## REQUIREMENT
Retype each entry below, keeping every character the same.

## RECORDS TO PROCESS
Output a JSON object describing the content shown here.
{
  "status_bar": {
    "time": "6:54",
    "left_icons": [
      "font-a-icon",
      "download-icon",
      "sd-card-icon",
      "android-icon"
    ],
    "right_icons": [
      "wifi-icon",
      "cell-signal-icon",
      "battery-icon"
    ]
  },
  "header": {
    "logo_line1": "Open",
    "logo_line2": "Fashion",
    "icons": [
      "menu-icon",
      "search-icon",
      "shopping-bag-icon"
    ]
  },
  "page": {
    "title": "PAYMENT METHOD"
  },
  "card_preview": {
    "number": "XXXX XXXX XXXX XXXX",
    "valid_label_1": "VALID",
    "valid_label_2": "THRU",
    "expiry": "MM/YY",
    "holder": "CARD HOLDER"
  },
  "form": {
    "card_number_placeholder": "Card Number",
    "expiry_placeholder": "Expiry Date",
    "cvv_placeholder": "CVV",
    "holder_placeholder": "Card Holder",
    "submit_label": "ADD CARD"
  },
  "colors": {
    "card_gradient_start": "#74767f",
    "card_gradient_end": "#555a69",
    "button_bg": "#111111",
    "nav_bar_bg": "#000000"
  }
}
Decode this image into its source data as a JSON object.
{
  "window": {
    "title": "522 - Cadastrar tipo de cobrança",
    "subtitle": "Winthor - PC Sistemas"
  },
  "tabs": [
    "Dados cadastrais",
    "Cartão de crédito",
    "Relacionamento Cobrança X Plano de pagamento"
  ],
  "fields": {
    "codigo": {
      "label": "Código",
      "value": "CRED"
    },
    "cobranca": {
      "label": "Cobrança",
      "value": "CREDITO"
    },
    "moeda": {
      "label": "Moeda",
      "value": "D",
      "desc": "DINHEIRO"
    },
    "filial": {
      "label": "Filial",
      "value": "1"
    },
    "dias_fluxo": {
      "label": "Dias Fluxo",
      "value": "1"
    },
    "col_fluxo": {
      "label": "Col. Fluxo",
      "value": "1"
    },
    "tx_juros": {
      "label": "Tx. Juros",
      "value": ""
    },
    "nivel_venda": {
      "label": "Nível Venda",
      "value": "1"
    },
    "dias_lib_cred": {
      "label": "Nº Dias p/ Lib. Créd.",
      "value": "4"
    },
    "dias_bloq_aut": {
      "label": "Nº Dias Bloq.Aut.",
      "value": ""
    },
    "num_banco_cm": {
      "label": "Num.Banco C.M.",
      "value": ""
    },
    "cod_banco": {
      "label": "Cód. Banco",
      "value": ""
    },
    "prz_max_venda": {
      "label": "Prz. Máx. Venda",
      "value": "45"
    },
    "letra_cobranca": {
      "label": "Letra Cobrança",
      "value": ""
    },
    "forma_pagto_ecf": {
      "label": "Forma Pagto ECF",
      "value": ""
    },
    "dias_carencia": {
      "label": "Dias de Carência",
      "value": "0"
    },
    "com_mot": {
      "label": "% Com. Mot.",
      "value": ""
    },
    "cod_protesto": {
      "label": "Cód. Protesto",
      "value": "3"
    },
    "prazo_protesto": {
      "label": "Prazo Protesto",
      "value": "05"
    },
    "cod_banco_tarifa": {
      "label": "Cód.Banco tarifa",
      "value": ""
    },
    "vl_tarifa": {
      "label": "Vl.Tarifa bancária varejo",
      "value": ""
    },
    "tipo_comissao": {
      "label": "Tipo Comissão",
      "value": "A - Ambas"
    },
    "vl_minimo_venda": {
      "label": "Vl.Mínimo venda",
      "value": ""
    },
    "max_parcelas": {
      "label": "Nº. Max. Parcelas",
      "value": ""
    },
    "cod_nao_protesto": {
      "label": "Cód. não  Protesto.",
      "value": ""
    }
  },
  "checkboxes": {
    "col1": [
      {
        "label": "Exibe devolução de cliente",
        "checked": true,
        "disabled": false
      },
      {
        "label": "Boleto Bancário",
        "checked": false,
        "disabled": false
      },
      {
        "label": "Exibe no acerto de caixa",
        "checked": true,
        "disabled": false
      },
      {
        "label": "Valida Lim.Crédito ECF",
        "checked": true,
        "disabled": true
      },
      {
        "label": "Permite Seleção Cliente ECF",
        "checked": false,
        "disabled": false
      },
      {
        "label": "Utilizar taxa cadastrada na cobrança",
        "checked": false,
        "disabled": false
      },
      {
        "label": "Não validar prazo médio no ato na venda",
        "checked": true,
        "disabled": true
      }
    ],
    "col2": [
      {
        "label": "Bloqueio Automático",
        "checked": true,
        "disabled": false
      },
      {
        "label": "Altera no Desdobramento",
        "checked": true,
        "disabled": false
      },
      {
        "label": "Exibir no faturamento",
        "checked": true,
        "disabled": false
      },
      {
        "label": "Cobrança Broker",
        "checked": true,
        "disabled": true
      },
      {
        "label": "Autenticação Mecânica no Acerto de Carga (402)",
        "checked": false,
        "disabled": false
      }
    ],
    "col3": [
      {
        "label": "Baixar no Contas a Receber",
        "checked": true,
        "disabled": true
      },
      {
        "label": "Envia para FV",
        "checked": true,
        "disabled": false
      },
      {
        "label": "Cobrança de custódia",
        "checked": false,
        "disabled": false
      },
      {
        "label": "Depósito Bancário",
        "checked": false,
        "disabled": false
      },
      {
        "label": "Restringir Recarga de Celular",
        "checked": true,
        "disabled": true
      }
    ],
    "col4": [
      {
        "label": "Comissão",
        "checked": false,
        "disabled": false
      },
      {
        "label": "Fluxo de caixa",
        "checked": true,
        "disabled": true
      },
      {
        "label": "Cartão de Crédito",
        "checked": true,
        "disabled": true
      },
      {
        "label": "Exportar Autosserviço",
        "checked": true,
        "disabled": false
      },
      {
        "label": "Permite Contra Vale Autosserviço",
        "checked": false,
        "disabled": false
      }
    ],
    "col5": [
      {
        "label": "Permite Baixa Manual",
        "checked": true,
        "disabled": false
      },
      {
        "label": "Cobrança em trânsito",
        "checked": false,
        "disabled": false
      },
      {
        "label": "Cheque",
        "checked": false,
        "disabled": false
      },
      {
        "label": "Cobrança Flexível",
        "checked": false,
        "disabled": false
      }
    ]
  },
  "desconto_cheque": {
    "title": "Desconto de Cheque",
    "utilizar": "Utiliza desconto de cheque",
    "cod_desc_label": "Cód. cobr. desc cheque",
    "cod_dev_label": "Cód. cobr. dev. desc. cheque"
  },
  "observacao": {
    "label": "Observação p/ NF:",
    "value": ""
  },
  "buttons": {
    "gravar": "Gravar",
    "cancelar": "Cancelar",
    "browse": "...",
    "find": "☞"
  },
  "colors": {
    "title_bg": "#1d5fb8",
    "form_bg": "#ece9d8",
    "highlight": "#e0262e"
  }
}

## SOLUTION FOR THIS TASK
Output a JSON object describing the content shown here.
{
  "status_bar": {
    "time": "6:54",
    "left_icons": [
      "font-a-icon",
      "download-icon",
      "sd-card-icon",
      "android-icon"
    ],
    "right_icons": [
      "wifi-icon",
      "cell-signal-icon",
      "battery-icon"
    ]
  },
  "header": {
    "logo_line1": "Open",
    "logo_line2": "Fashion",
    "icons": [
      "menu-icon",
      "search-icon",
      "shopping-bag-icon"
    ]
  },
  "page": {
    "title": "PAYMENT METHOD"
  },
  "card_preview": {
    "number": "XXXX XXXX XXXX XXXX",
    "valid_label_1": "VALID",
    "valid_label_2": "THRU",
    "expiry": "MM/YY",
    "holder": "CARD HOLDER"
  },
  "form": {
    "card_number_placeholder": "Card Number",
    "expiry_placeholder": "Expiry Date",
    "cvv_placeholder": "CVV",
    "holder_placeholder": "Card Holder",
    "submit_label": "ADD CARD"
  },
  "colors": {
    "card_gradient_start": "#74767f",
    "card_gradient_end": "#555a69",
    "button_bg": "#111111",
    "nav_bar_bg": "#000000"
  }
}
Decode this image into its source data as a JSON object.
{
  "window": {
    "title": "522 - Cadastrar tipo de cobrança",
    "subtitle": "Winthor - PC Sistemas"
  },
  "tabs": [
    "Dados cadastrais",
    "Cartão de crédito",
    "Relacionamento Cobrança X Plano de pagamento"
  ],
  "fields": {
    "codigo": {
      "label": "Código",
      "value": "CRED"
    },
    "cobranca": {
      "label": "Cobrança",
      "value": "CREDITO"
    },
    "moeda": {
      "label": "Moeda",
      "value": "D",
      "desc": "DINHEIRO"
    },
    "filial": {
      "label": "Filial",
      "value": "1"
    },
    "dias_fluxo": {
      "label": "Dias Fluxo",
      "value": "1"
    },
    "col_fluxo": {
      "label": "Col. Fluxo",
      "value": "1"
    },
    "tx_juros": {
      "label": "Tx. Juros",
      "value": ""
    },
    "nivel_venda": {
      "label": "Nível Venda",
      "value": "1"
    },
    "dias_lib_cred": {
      "label": "Nº Dias p/ Lib. Créd.",
      "value": "4"
    },
    "dias_bloq_aut": {
      "label": "Nº Dias Bloq.Aut.",
      "value": ""
    },
    "num_banco_cm": {
      "label": "Num.Banco C.M.",
      "value": ""
    },
    "cod_banco": {
      "label": "Cód. Banco",
      "value": ""
    },
    "prz_max_venda": {
      "label": "Prz. Máx. Venda",
      "value": "45"
    },
    "letra_cobranca": {
      "label": "Letra Cobrança",
      "value": ""
    },
    "forma_pagto_ecf": {
      "label": "Forma Pagto ECF",
      "value": ""
    },
    "dias_carencia": {
      "label": "Dias de Carência",
      "value": "0"
    },
    "com_mot": {
      "label": "% Com. Mot.",
      "value": ""
    },
    "cod_protesto": {
      "label": "Cód. Protesto",
      "value": "3"
    },
    "prazo_protesto": {
      "label": "Prazo Protesto",
      "value": "05"
    },
    "cod_banco_tarifa": {
      "label": "Cód.Banco tarifa",
      "value": ""
    },
    "vl_tarifa": {
      "label": "Vl.Tarifa bancária varejo",
      "value": ""
    },
    "tipo_comissao": {
      "label": "Tipo Comissão",
      "value": "A - Ambas"
    },
    "vl_minimo_venda": {
      "label": "Vl.Mínimo venda",
      "value": ""
    },
    "max_parcelas": {
      "label": "Nº. Max. Parcelas",
      "value": ""
    },
    "cod_nao_protesto": {
      "label": "Cód. não  Protesto.",
      "value": ""
    }
  },
  "checkboxes": {
    "col1": [
      {
        "label": "Exibe devolução de cliente",
        "checked": true,
        "disabled": false
      },
      {
        "label": "Boleto Bancário",
        "checked": false,
        "disabled": false
      },
      {
        "label": "Exibe no acerto de caixa",
        "checked": true,
        "disabled": false
      },
      {
        "label": "Valida Lim.Crédito ECF",
        "checked": true,
        "disabled": true
      },
      {
        "label": "Permite Seleção Cliente ECF",
        "checked": false,
        "disabled": false
      },
      {
        "label": "Utilizar taxa cadastrada na cobrança",
        "checked": false,
        "disabled": false
      },
      {
        "label": "Não validar prazo médio no ato na venda",
        "checked": true,
        "disabled": true
      }
    ],
    "col2": [
      {
        "label": "Bloqueio Automático",
        "checked": true,
        "disabled": false
      },
      {
        "label": "Altera no Desdobramento",
        "checked": true,
        "disabled": false
      },
      {
        "label": "Exibir no faturamento",
        "checked": true,
        "disabled": false
      },
      {
        "label": "Cobrança Broker",
        "checked": true,
        "disabled": true
      },
      {
        "label": "Autenticação Mecânica no Acerto de Carga (402)",
        "checked": false,
        "disabled": false
      }
    ],
    "col3": [
      {
        "label": "Baixar no Contas a Receber",
        "checked": true,
        "disabled": true
      },
      {
        "label": "Envia para FV",
        "checked": true,
        "disabled": false
      },
      {
        "label": "Cobrança de custódia",
        "checked": false,
        "disabled": false
      },
      {
        "label": "Depósito Bancário",
        "checked": false,
        "disabled": false
      },
      {
        "label": "Restringir Recarga de Celular",
        "checked": true,
        "disabled": true
      }
    ],
    "col4": [
      {
        "label": "Comissão",
        "checked": false,
        "disabled": false
      },
      {
        "label": "Fluxo de caixa",
        "checked": true,
        "disabled": true
      },
      {
        "label": "Cartão de Crédito",
        "checked": true,
        "disabled": true
      },
      {
        "label": "Exportar Autosserviço",
        "checked": true,
        "disabled": false
      },
      {
        "label": "Permite Contra Vale Autosserviço",
        "checked": false,
        "disabled": false
      }
    ],
    "col5": [
      {
        "label": "Permite Baixa Manual",
        "checked": true,
        "disabled": false
      },
      {
        "label": "Cobrança em trânsito",
        "checked": false,
        "disabled": false
      },
      {
        "label": "Cheque",
        "checked": false,
        "disabled": false
      },
      {
        "label": "Cobrança Flexível",
        "checked": false,
        "disabled": false
      }
    ]
  },
  "desconto_cheque": {
    "title": "Desconto de Cheque",
    "utilizar": "Utiliza desconto de cheque",
    "cod_desc_label": "Cód. cobr. desc cheque",
    "cod_dev_label": "Cód. cobr. dev. desc. cheque"
  },
  "observacao": {
    "label": "Observação p/ NF:",
    "value": ""
  },
  "buttons": {
    "gravar": "Gravar",
    "cancelar": "Cancelar",
    "browse": "...",
    "find": "☞"
  },
  "colors": {
    "title_bg": "#1d5fb8",
    "form_bg": "#ece9d8",
    "highlight": "#e0262e"
  }
}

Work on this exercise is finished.